In what was one of the best moments ever caught on the big screen, Butch Cassidy and the Sundance Kid epitomise why cyber insurance should be taken more seriously…
They always get away right… Butch and Sundance? Maybe not this time. After being chased through canyons and valleys by an angry posse, they end up on the edge of a cliff overlooking sharp rocks and a quick flowing river. Boxed in and with nowhere to go, they face jail or worse, death, and are forced to decide to fight or surrender? “No, we’ll jump” says Butch. “Like hell we will” responds the kid. Butch continues to push, but the kid is having none of it – “I want to fight them (not jump)” he proclaims looking edgy. As the posse continue to close in, Butch angrily shouts “do you want to die…what’s the matter with you?”, to which the kid replied “I can’t swim!” Laughter breaks out just before the moment of realisation kicks in, as Butch says “are you crazy (you can’t swim) … the fall will kill you!”
If you’ve seen it you will know that they jumped, survived and escaped. So what’s the point? It’s a classic example of human psychology, whereby we spend too much time worrying about the irrelevant things that scare us, and lose sight of the important problems at hand. For the first time ever the number of cybercrimes reported is higher than the number of non-cybercrimes (normal crimes such as vandalism or burglary). Yet, how many of us triple check the front door is locked every day and the windows are closed?
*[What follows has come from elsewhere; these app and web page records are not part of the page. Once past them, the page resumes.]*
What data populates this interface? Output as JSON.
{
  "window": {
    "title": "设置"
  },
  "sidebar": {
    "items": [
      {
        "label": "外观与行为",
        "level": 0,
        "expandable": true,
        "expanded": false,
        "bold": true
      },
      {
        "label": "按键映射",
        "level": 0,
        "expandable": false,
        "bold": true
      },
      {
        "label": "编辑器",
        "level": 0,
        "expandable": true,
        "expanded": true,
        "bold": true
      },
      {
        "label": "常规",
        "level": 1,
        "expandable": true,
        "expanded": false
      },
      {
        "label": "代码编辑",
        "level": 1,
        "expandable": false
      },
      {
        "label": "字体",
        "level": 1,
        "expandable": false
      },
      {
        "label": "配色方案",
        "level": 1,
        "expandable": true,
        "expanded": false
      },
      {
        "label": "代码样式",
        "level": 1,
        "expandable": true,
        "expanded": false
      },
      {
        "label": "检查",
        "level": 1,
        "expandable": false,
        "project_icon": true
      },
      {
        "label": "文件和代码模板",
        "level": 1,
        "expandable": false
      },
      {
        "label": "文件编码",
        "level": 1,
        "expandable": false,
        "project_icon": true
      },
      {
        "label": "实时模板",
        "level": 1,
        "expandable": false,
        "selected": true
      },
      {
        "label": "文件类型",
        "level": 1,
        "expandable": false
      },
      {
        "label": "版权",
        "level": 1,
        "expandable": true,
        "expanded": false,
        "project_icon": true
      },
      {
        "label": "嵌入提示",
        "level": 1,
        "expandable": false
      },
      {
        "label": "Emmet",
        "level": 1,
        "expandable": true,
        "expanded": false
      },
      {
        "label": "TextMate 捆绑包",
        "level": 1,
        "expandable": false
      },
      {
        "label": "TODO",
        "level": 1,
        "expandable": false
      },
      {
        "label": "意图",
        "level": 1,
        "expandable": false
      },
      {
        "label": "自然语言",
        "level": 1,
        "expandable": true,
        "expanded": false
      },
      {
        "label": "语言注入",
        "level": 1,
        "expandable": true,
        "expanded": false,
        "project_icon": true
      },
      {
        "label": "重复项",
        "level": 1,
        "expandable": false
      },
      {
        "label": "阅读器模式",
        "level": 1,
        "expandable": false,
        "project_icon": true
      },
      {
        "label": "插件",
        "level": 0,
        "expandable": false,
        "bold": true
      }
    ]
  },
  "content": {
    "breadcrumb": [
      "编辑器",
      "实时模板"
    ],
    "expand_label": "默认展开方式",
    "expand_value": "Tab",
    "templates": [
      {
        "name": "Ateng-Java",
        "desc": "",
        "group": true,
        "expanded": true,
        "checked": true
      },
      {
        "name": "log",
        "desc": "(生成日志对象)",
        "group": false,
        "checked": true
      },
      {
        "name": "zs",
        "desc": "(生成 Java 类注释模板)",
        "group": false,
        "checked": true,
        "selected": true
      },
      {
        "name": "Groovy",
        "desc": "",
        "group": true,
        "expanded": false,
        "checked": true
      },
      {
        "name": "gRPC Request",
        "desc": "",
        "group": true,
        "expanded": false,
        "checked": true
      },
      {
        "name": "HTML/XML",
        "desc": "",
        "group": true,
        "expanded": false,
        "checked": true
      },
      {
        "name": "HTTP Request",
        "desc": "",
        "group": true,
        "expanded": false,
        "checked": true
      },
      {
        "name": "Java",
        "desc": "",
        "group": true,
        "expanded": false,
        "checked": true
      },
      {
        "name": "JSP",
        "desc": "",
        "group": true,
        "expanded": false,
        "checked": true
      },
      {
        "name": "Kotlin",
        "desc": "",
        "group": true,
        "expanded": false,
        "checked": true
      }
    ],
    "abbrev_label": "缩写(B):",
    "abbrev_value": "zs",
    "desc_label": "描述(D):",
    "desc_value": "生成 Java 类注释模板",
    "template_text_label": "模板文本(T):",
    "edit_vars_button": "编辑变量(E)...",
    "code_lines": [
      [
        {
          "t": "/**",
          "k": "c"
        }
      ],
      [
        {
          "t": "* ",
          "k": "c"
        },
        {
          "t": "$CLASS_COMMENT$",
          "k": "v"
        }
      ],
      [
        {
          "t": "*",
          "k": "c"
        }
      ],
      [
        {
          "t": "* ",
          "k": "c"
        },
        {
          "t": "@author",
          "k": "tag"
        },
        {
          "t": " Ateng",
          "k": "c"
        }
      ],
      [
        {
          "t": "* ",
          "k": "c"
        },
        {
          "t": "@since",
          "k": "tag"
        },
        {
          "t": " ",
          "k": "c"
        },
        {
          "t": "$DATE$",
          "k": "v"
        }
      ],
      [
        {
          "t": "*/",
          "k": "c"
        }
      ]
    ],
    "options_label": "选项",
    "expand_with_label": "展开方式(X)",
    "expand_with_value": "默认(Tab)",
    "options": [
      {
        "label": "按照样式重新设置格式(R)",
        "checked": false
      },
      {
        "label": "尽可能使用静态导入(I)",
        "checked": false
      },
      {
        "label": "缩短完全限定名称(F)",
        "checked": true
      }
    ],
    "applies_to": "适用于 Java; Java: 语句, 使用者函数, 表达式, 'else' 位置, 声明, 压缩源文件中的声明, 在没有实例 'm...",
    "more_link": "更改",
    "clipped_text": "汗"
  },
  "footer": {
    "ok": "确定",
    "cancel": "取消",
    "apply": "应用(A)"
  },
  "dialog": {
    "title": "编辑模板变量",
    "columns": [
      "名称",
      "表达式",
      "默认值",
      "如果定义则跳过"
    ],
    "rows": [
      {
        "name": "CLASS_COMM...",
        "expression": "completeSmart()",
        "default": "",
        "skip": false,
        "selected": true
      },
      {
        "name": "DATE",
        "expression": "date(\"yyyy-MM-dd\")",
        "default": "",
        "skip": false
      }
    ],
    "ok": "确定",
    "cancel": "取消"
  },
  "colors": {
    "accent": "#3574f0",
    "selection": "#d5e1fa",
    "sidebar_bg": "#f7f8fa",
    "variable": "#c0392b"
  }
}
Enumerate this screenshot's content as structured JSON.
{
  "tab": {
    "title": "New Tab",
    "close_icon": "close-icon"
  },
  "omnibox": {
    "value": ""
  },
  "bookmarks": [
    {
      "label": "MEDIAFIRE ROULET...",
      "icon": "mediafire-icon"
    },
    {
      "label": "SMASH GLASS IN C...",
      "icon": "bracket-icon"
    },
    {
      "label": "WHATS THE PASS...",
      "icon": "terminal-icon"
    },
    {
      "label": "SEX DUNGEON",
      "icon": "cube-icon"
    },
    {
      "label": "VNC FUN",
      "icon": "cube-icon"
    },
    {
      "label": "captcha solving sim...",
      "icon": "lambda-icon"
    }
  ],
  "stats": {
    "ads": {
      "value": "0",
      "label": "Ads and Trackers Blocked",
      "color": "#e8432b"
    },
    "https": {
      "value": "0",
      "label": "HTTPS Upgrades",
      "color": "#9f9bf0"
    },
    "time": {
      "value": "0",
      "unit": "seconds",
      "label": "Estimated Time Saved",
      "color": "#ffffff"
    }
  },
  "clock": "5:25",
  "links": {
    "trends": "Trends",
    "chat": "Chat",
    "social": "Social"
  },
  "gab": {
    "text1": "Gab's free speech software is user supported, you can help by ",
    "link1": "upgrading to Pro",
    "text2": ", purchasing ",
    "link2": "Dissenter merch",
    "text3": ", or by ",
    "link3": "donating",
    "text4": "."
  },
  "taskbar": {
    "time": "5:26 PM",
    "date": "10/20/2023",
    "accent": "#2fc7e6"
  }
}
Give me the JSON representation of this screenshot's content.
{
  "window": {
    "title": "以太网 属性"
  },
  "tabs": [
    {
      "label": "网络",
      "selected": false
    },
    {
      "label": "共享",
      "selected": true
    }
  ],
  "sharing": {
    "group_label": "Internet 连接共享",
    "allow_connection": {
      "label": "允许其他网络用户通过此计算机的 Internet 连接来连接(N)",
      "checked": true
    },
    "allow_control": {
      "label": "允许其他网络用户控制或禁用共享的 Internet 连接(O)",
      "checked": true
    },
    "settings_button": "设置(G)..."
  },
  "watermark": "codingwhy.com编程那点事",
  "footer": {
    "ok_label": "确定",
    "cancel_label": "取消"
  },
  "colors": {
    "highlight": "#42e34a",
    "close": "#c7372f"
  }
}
Am I the only one who runs a quick virus check before bed with a cup of hot cocoa in hand… you get my point.
The cost of a cyber claim is also generally higher, as they don’t just take your TV, but your whole banking world or worse, the details of your clients. This can cripple a business’s reputation and send it down to sue city quicker than a click of a mouse. I hope you can tell by the light hearted nature of this blog that I am not trying to throw in scare tactics like the New Zealand Rugby team doing their pre match warm-up… it’s just that it really is that important! Unfortunately, you can’t hide behind the “it won’t happen to us” persona either. Of course, big banks spend millions every year to ensure their customers are protected, but that’s why often the criminal uses you without you knowing it. Anyway, less of the “Hakka” about hackers – what can you do about it?
So it has happened to you, and it’s the day after you’ve been hacked… who are you going to call? No, not ghostbusters, probably your IT supplier. They are definitely the first line of defence and hopefully you’ve got a good one so they’ve backed up all your data and have made precautions to minimise any impact (we use Air-IT who will shortly be writing a blog on cybercrime… you can view their website here: Air IT). If the attack is too sophisticated however, you will want to check your business is covered so you will ring your insurance broker.
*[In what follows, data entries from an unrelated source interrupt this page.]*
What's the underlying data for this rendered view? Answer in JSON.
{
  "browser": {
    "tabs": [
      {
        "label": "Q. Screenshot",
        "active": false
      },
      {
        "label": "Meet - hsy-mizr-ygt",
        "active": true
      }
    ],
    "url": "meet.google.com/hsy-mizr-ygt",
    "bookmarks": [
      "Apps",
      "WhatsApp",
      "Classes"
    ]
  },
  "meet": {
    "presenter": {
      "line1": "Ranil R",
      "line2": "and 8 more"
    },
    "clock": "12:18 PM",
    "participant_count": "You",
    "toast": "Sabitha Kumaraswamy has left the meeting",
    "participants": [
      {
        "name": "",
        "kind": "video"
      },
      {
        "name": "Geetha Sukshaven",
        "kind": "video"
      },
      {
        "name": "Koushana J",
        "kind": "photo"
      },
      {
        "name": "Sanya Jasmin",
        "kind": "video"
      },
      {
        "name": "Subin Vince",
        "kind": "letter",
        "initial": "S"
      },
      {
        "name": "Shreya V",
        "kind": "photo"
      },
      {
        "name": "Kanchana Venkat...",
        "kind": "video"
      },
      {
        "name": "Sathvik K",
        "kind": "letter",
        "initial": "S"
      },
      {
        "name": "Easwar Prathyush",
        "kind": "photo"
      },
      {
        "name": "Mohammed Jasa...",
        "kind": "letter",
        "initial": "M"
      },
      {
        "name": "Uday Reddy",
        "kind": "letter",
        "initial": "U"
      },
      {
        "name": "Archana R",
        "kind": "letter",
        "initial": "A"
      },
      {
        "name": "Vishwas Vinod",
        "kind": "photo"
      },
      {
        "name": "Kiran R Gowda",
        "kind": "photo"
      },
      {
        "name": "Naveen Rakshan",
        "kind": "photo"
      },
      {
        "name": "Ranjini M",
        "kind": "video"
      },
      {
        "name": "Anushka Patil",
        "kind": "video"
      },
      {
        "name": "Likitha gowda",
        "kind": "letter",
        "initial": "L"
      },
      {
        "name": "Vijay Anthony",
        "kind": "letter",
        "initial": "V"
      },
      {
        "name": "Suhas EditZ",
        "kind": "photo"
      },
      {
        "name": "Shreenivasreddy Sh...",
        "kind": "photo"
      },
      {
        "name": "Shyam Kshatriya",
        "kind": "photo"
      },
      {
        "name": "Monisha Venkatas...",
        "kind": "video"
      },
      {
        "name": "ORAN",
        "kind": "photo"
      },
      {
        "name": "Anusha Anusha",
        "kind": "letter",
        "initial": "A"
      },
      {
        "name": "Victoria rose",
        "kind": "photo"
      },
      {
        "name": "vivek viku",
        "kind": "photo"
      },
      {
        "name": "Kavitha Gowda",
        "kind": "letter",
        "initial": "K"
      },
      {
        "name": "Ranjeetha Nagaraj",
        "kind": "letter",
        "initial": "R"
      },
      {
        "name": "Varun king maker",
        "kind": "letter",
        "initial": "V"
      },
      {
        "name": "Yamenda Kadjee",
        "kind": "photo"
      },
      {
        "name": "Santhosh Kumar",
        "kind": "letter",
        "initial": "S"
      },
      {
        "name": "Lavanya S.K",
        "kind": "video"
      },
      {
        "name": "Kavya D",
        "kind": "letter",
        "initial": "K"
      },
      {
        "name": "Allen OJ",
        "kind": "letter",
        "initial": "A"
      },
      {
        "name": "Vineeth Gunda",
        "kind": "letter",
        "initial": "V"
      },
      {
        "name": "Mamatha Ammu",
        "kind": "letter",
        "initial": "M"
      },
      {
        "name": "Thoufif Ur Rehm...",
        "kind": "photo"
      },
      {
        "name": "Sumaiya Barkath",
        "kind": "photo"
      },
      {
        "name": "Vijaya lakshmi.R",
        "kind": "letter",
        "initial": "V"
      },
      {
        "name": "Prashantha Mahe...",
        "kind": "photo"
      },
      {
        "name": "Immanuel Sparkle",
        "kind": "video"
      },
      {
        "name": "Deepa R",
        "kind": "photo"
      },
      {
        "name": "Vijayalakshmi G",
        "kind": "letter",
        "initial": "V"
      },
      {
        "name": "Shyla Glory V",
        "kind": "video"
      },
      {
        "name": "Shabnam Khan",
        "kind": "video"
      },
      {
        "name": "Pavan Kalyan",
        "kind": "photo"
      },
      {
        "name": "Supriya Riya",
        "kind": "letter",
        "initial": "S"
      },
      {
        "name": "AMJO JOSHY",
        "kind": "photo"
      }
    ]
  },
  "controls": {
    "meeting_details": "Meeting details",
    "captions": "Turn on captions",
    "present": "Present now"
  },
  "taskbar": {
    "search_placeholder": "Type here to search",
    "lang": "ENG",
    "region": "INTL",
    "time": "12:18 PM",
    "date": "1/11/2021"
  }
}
Once you get off hold and have had enough of Beethoven’s 5th, you will probably be greeted with a series of questions to ensure you have done everything in your power to stop this happening… have you been checking your employees emails every month? Has Dave been running a backup three times a week? If the answer to any of these is no, then often the policy you thought would cover you, won’t. What about the case where the hacker has tricked one of your employees, known as “social engineering”? Again, this is a common exclusion in most policies, especially the cheap ones (although that’s a generalisation). We wouldn’t dream of recommending these policies, because normally when you’re doing everything you should be, this type of thing doesn’t happen. It’s when you slip up or miss your back-up once that it bites you.
Amazingly, this is one of the most underinsured areas despite the increase in newspaper space over the last few months. If you want to think outside of the box like Butch, not Sundance, ensure you’ve got a good IT supplier as well as a risk manager that will put the right proposition in place. As a consequence, you and your business will be well protected. Thanks for reading.